On Aug. 14, the BLM intends to lease all 55,000 acres of public land in the rugged, undeveloped plateau west of Rifle, ignoring the wishes of Governor Bill Ritter, Colorado congressional leaders, local elected officials and tens of thousands of ordinary Coloradans who have called for balanced management of the Roan's public lands.
The auction of leases would commit future federal administrations to let industry drill much of the Roan's backcountry, which includes some of Colorado's most important wildlife habitat.
A coalition of 12 conservation and wildlife groups argue that the agency violated federal law by failing to allow public comment on its final plan, by arbitrarily ignoring likely drilling impacts beyond 20 years and by failing to establish adequate protections for areas the agency admits have critical ecologic importance.
The BLM also violated federal law by failing to analyze near-term impacts to air quality and wildlife populations from adding more than 1,500 new wells in the Roan planning area to 2,000 existing and planned wells surrounding the plateau's unspoiled public lands, according to the lawsuit.
Since winter, state officials have been investigating a number of industrial spills of unknown chemicals that drillers and other operators neglected to report in a timely fashion. Wildlife experts worry that even one modest spill could wipe out one of the state's rare populations of genetically pure Colorado River cutthroat trout that persist in the Roan's isolated streams.
"Volunteers have put in hundreds of hours on water quality monitoring and stream projects to improve those cutthroat streams," said Ken Neubecker, an angler and member of Colorado Trout Unlimited, one of the plaintiffs. "We don't have to trash the Roan and jeopardize its wildlife in order for industry to get at the gas. Drillers will come and they will go. But once a stream is poisoned, those fish are gone forever."

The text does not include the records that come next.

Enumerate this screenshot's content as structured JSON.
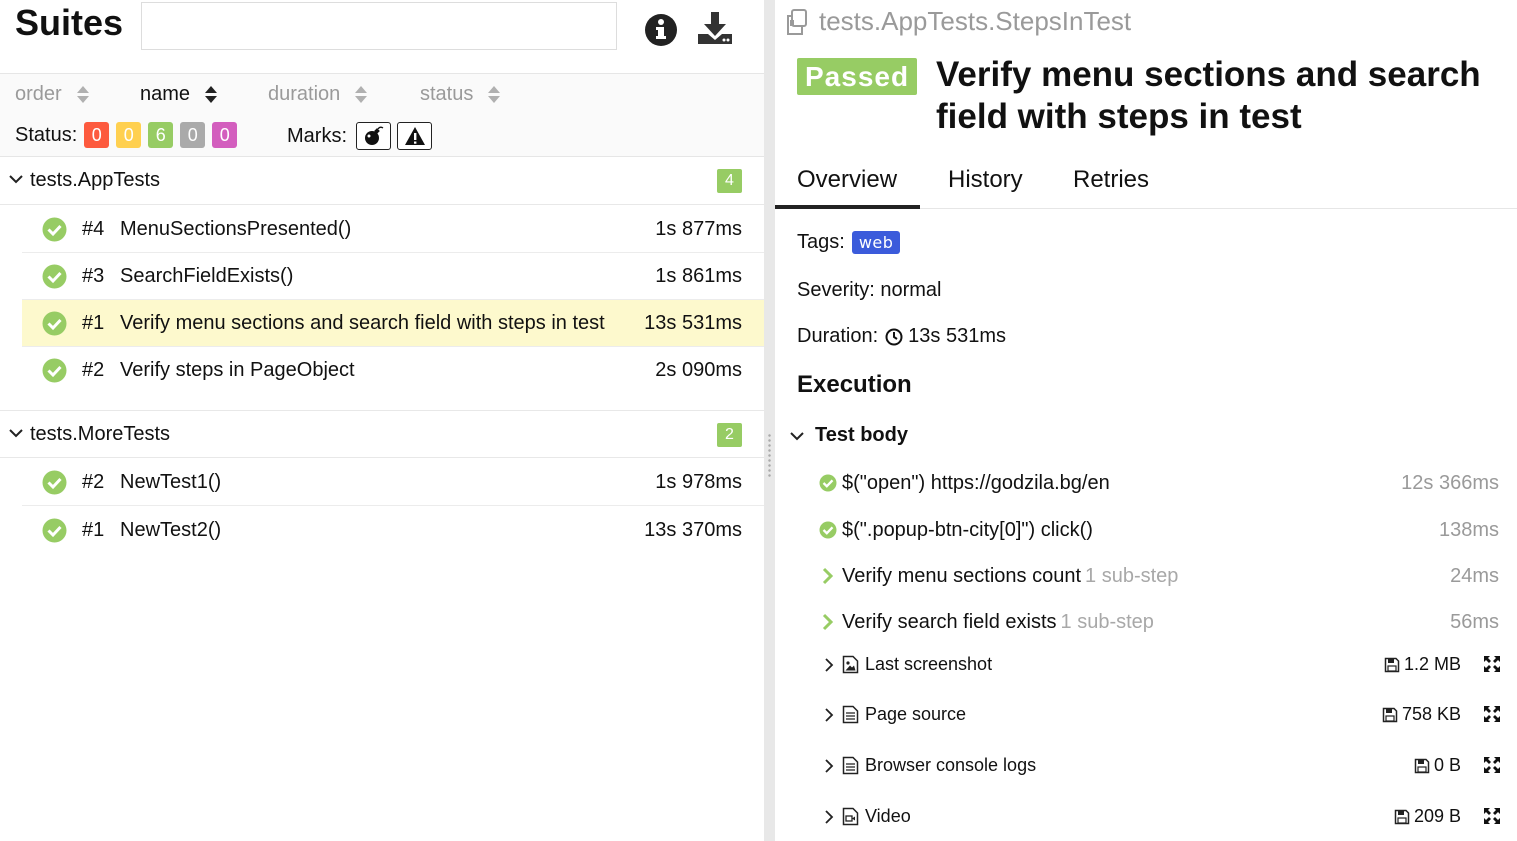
{
  "suites": {
    "title": "Suites",
    "search_placeholder": "",
    "icons": {
      "info": "info-circle-icon",
      "download": "download-icon"
    }
  },
  "sort": {
    "columns": [
      {
        "label": "order",
        "active": false
      },
      {
        "label": "name",
        "active": true
      },
      {
        "label": "duration",
        "active": false
      },
      {
        "label": "status",
        "active": false
      }
    ]
  },
  "filters": {
    "status_label": "Status:",
    "statuses": [
      {
        "name": "failed",
        "count": "0",
        "color": "#fd5a3e"
      },
      {
        "name": "broken",
        "count": "0",
        "color": "#ffd050"
      },
      {
        "name": "passed",
        "count": "6",
        "color": "#97cc64"
      },
      {
        "name": "skipped",
        "count": "0",
        "color": "#aaaaaa"
      },
      {
        "name": "unknown",
        "count": "0",
        "color": "#d35ebe"
      }
    ],
    "marks_label": "Marks:",
    "marks": [
      "bomb-icon",
      "warning-icon"
    ]
  },
  "groups": [
    {
      "name": "tests.AppTests",
      "count": "4",
      "tests": [
        {
          "num": "#4",
          "name": "MenuSectionsPresented()",
          "duration": "1s 877ms",
          "selected": false
        },
        {
          "num": "#3",
          "name": "SearchFieldExists()",
          "duration": "1s 861ms",
          "selected": false
        },
        {
          "num": "#1",
          "name": "Verify menu sections and search field with steps in test",
          "duration": "13s 531ms",
          "selected": true
        },
        {
          "num": "#2",
          "name": "Verify steps in PageObject",
          "duration": "2s 090ms",
          "selected": false
        }
      ]
    },
    {
      "name": "tests.MoreTests",
      "count": "2",
      "tests": [
        {
          "num": "#2",
          "name": "NewTest1()",
          "duration": "1s 978ms",
          "selected": false
        },
        {
          "num": "#1",
          "name": "NewTest2()",
          "duration": "13s 370ms",
          "selected": false
        }
      ]
    }
  ],
  "detail": {
    "path": "tests.AppTests.StepsInTest",
    "status": "Passed",
    "title": "Verify menu sections and search field with steps in test",
    "tabs": [
      "Overview",
      "History",
      "Retries"
    ],
    "active_tab": "Overview",
    "tags_label": "Tags:",
    "tags": [
      "web"
    ],
    "severity": "Severity: normal",
    "duration_label": "Duration:",
    "duration": "13s 531ms",
    "execution_title": "Execution",
    "test_body_label": "Test body",
    "steps": [
      {
        "icon": "check-circle-icon",
        "text": "$(\"open\") https://godzila.bg/en",
        "sub": "",
        "duration": "12s 366ms"
      },
      {
        "icon": "check-circle-icon",
        "text": "$(\".popup-btn-city[0]\") click()",
        "sub": "",
        "duration": "138ms"
      },
      {
        "icon": "chevron-right-icon",
        "text": "Verify menu sections count",
        "sub": "1 sub-step",
        "duration": "24ms"
      },
      {
        "icon": "chevron-right-icon",
        "text": "Verify search field exists",
        "sub": "1 sub-step",
        "duration": "56ms"
      }
    ],
    "attachments": [
      {
        "icon": "image-file-icon",
        "name": "Last screenshot",
        "size": "1.2 MB"
      },
      {
        "icon": "text-file-icon",
        "name": "Page source",
        "size": "758 KB"
      },
      {
        "icon": "text-file-icon",
        "name": "Browser console logs",
        "size": "0 B"
      },
      {
        "icon": "video-file-icon",
        "name": "Video",
        "size": "209 B"
      }
    ]
  },
  "colors": {
    "passed": "#97cc64",
    "selected_row": "#fdf9cd",
    "tag": "#3b5bdb"
  }
}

According to the BLM, industry already has the right to drill more than 5 million acres of federal acres of federal minerals in Colorado. Drillers also own or control many of the private lands in the Roan Plateau Planning area, including tracts on top of the plateau. More than 1,300 producing natural gas wells have been drilled in the area, and the state has issued permits to drill almost 900 more. The rigs currently working from private lands on the plateau's top flatly contradict claims by industry supporters that a more thoughtful approach would in effect block development.

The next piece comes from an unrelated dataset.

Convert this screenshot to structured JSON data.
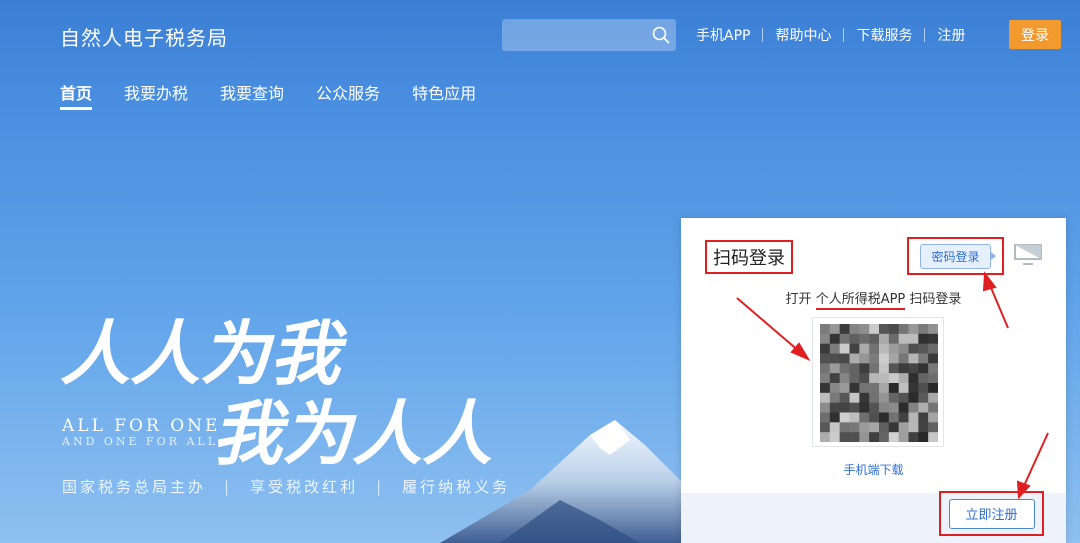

By leasing the entire plateau now, BLM's plan would provide industry little or no incentive to deploy or adapt drilling technology to reduce or eliminate impacts to public lands. In 2000, drillers in the Piceance Basin claimed directional drilling was too expensive. Since then, not only has directional drilling become the industry standard, operators have found it saves them money. By 2007, Williams Company, one of the major operators in the basin, claimed it could hit an underground target half a mile from a drill pad. Some 80 percent of the gas under the Roan can already be reached from the sides and from private lands on top, and further advances are all but assured.
"The bottom line is that western Colorado stands to lose one of its most valued natural resources because it has become a pawn in a single-minded drilling push led by the industry and Washington," said Steve Smith of The Wilderness Society. "The natural gas industry is already at maximum capacity, and the BLM could easily take the time to be sure they do things right on the Roan. Instead they are illegally charging forward at the expense of our wildlife and communities."

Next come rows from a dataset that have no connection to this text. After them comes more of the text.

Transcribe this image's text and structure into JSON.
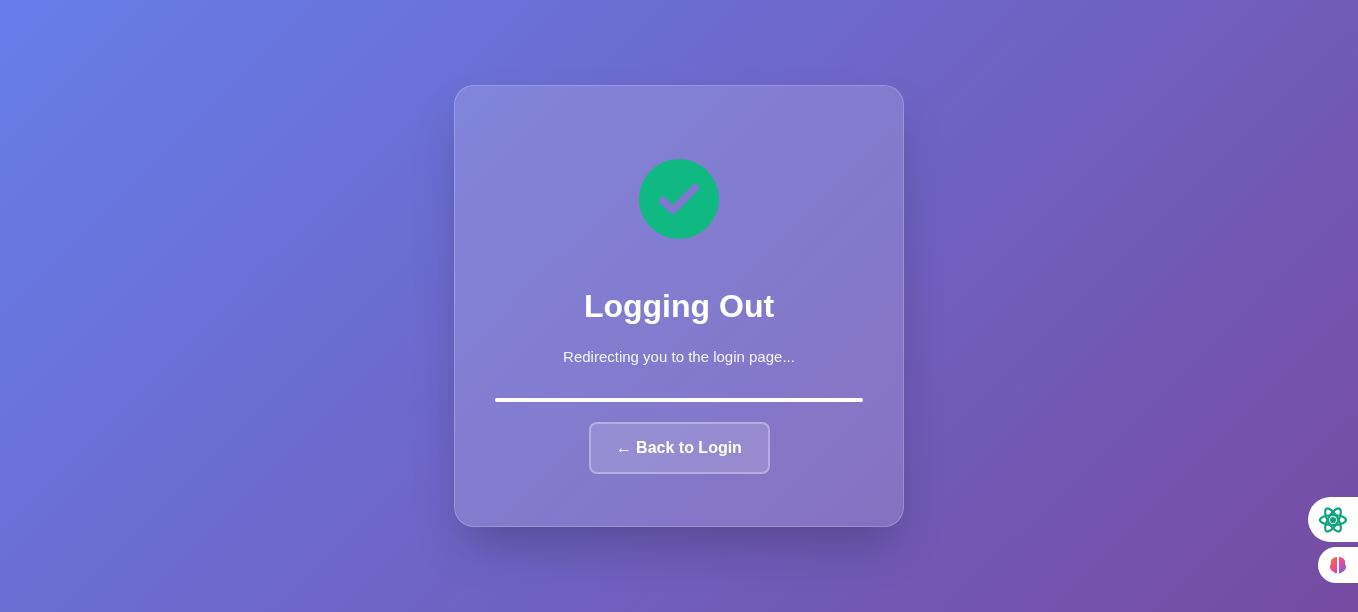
{
  "card": {
    "title": "Logging Out",
    "message": "Redirecting you to the login page...",
    "progress": {
      "level": 1
    },
    "button": {
      "icon": "←",
      "label": "Back to Login"
    }
  },
  "side_buttons": [
    {
      "kind": "ai"
    },
    {
      "kind": "brain"
    }
  ]
}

In hearing after hearing and through multiple public comment processes, local government officials, sportsmen, outfitters and tens of thousands of citizens have urged that options like these be considered and have clamored for a management plan that respects other public and traditional uses besides energy development.
Earlier this year, the BLM rejected a request by Gov. Ritter to expand wildlife habitat protections and lease the plateau in phases to provide better economic returns for Colorado and allow industry to develop more sophisticated, less-damaging drilling technologies.
BLM officials have rebuffed all such efforts, claiming -- falsely according to the lawsuit -- that Congress mandated that the entire plateau be leased at once. U.S. Sen. Ken Salazar has drafted legislative language that intends to eliminate any confusion for agency leaders by requiring that the plateau be leased in phases, as Ritter recommended. The agency has steadfastly refused to alter its damaging drilling plan in response to the clear expressed objections by Colorado's elected leaders.
BLM also ignored the recommendations of its own field staff and other cooperating agencies, failed to consider the impact of its plan on the region's declining air quality, and rejected alternatives that would protect the Roan's backcountry recreation and wilderness-quality lands, in spite of overwhelming public support and the agency's own analysis that such lands are a limited and quickly diminishing resource in the Piceance Basin.
"No one wanted it to come to this," said Jim Angell, attorney for Earthjustice who filed the lawsuit. "Our clients have tried and tried, but talking to the BLM is like talking to a brick wall. Federal law requires these lands be managed for multiple public uses, not turned over to the highest bidder at the earliest possible opportunity. When a government agency ignores its legal obligations, it's up to citizens to hold them accountable."